The Hate U Give is a great title that I didn’t realize was a pop culture reference until I read it. It’s strong and powerful.

The Misadventures of Maude March. It’s alliterative and I love alliteration. The title alone made me want to read this.

Under the Never Sky is a fantastic title. Right away, I need to read the book just to find out what a never sky is. Are they in space? Underground? Where are they? And it’s just poetic.

The True Confessions of Charlotte Doyle. I love this title because you know it’s about a girl who’s done something she needs to confess. It intrigued me right away.

What are some of your favorite titles? Let me know in the comments!

Let’s Talk Bookish – Sexual Content in YA

It’s time for another Let’s Talk Bookish discussion. This is a weekly meme hosted by Rukky at Eternity Books. This week’s topic is, Is there too much sexual content in YA?

I read a lot of YA, but the books I choose don’t tend to have a lot of sexual content. At least not sexually explicit content. I guess Throne of Glass by Sara J. Maas is considered YA, and that does have sexual content, but, outside of that, I can’t really think of many books that I’ve read that have sexual content. Maybe it’s because I don’t read much contemporary; is that where all the sexual content is?

However, that being said, I don’t think there’s too much content in YA and not because I’m not coming across it. While I completely sympathize with people who don’t want to read about sex, sexual tension, or romance, when I was a kid, that’s exactly what I wanted to read. I read Forever by Judy Blume when I was in fifth or sixth grade because I knew it had sex in it. When my parents left me alone at home, I went through the adult books in the house looking for sex scenes. My library checked out any book to anyone, and when I was in sixth or seventh grade, I checked out a romance book.

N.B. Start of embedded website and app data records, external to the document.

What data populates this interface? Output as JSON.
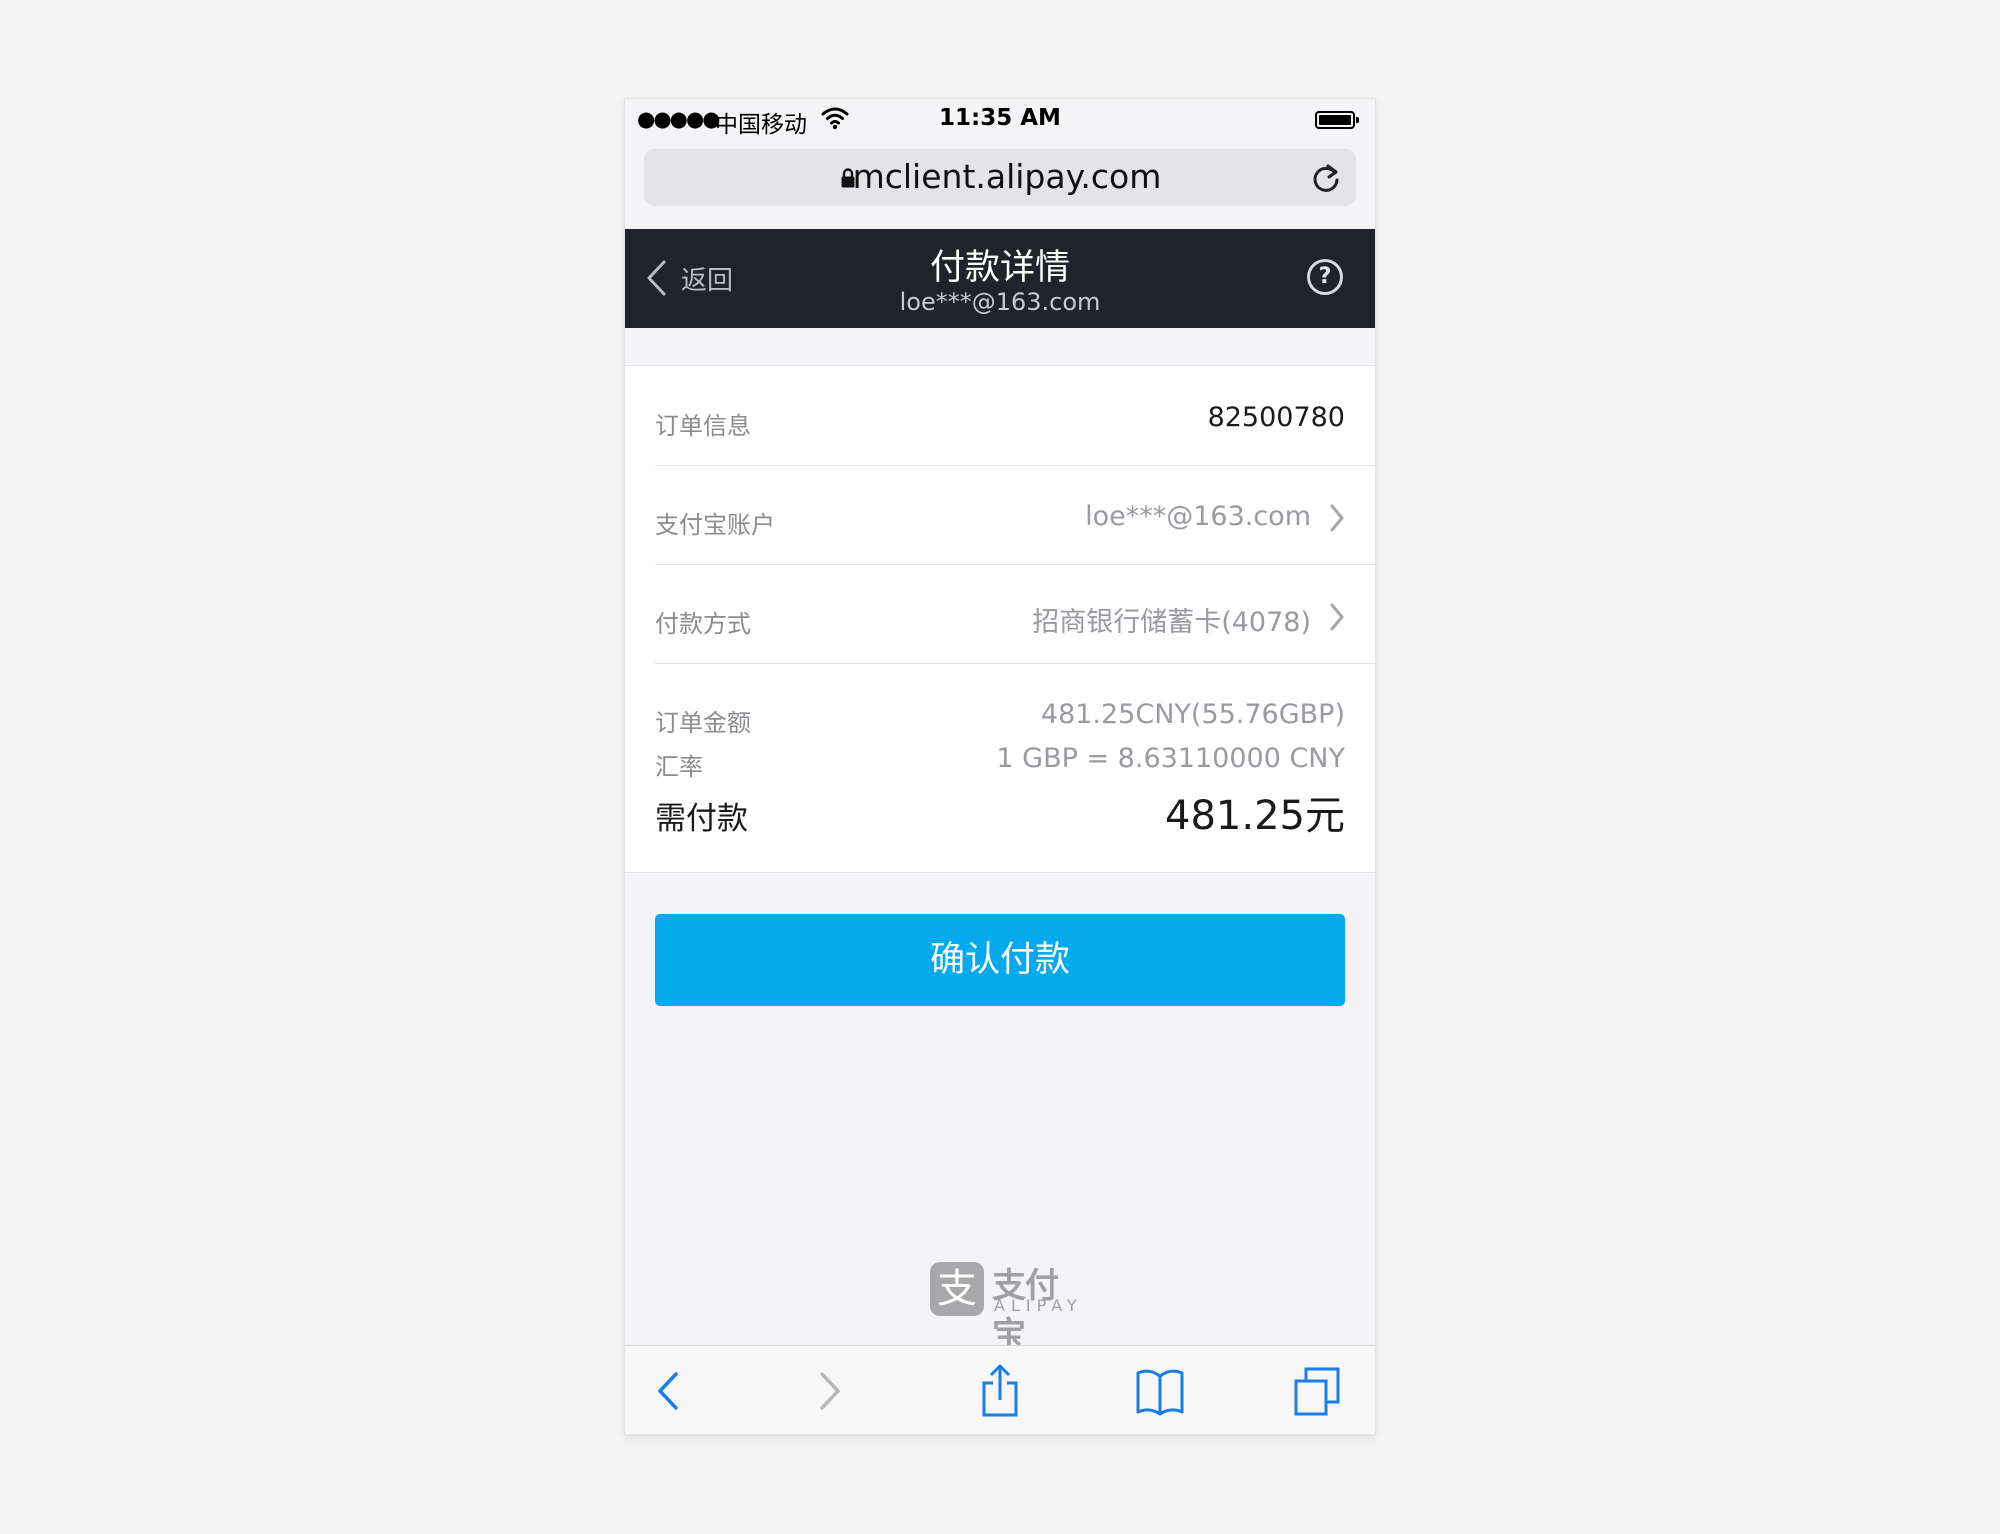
{
  "status_bar": {
    "signal": "●●●●●",
    "carrier": "中国移动",
    "time": "11:35 AM"
  },
  "browser": {
    "url": "mclient.alipay.com"
  },
  "header": {
    "back_label": "返回",
    "title": "付款详情",
    "subtitle": "loe***@163.com",
    "help_symbol": "?"
  },
  "details": {
    "order_info": {
      "label": "订单信息",
      "value": "82500780"
    },
    "account": {
      "label": "支付宝账户",
      "value": "loe***@163.com"
    },
    "pay_method": {
      "label": "付款方式",
      "value": "招商银行储蓄卡(4078)"
    },
    "order_amount": {
      "label": "订单金额",
      "value": "481.25CNY(55.76GBP)"
    },
    "exchange_rate": {
      "label": "汇率",
      "value": "1 GBP = 8.63110000 CNY"
    },
    "total_due": {
      "label": "需付款",
      "value": "481.25元"
    }
  },
  "confirm_button": "确认付款",
  "logo": {
    "mark": "支",
    "cn": "支付宝",
    "en": "ALIPAY"
  },
  "colors": {
    "accent": "#04a9ee",
    "header_bg": "#20232b",
    "toolbar_icon": "#1a7ee6"
  },
  "toolbar_icons": [
    "back-icon",
    "forward-icon",
    "share-icon",
    "bookmarks-icon",
    "tabs-icon"
  ]
}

Even before the sex started, I knew it was the type of book I was looking for because of the sensual descriptions of clothing.

Many kids are interested in sex, and many kids don’t have access to healthy depictions of sex. Their parents either won’t talk to them about it and/or give them rotten information. Books with sexual content are the only place they’ll get an education. I mean, yes, in reality they’re going online and looking at porn and talking to their friends who are as badly educated as they are, but if they can read a book that depicts a sexual relationship and it’s consequences, isn’t that better?

Judy Blume wrote Forever in 1975 because the only books out there about teenagers having sex ended in tragedy. Her daughter wanted to read something more realistic or at least different. (Side note: I have no proof that’s why she wrote it; I believe I read that many years ago somewhere, but don’t quote me on it). So, Blume wrote a book about teens having sex and detailed (or at least soft-focused) the sex scenes. And while those scenes were incredibly cringey (the guy named his penis Ralph, and I pictured a penis wearing tiny glasses), they showed fairly realistic sex between two inexperienced people. And, how just because you have sex, it doesn’t mean your relationship is going to last. But it doesn’t mean your life is going to be ruined, either.

So, I think sexual content in YA is important. It seems that most YA depicts healthy relationships that focus on consent and protection and the consequences of rushing into things unprepared. I think of how hugely important Rainbow Boys by Alex Sanchez was in not only portraying gay relationships, but realistically dealt with the consequences for one of the characters when he took risky chances.

Again, not everyone wants to read sexual content. But I also think there’s enough diversity in YA to satisfy everyone.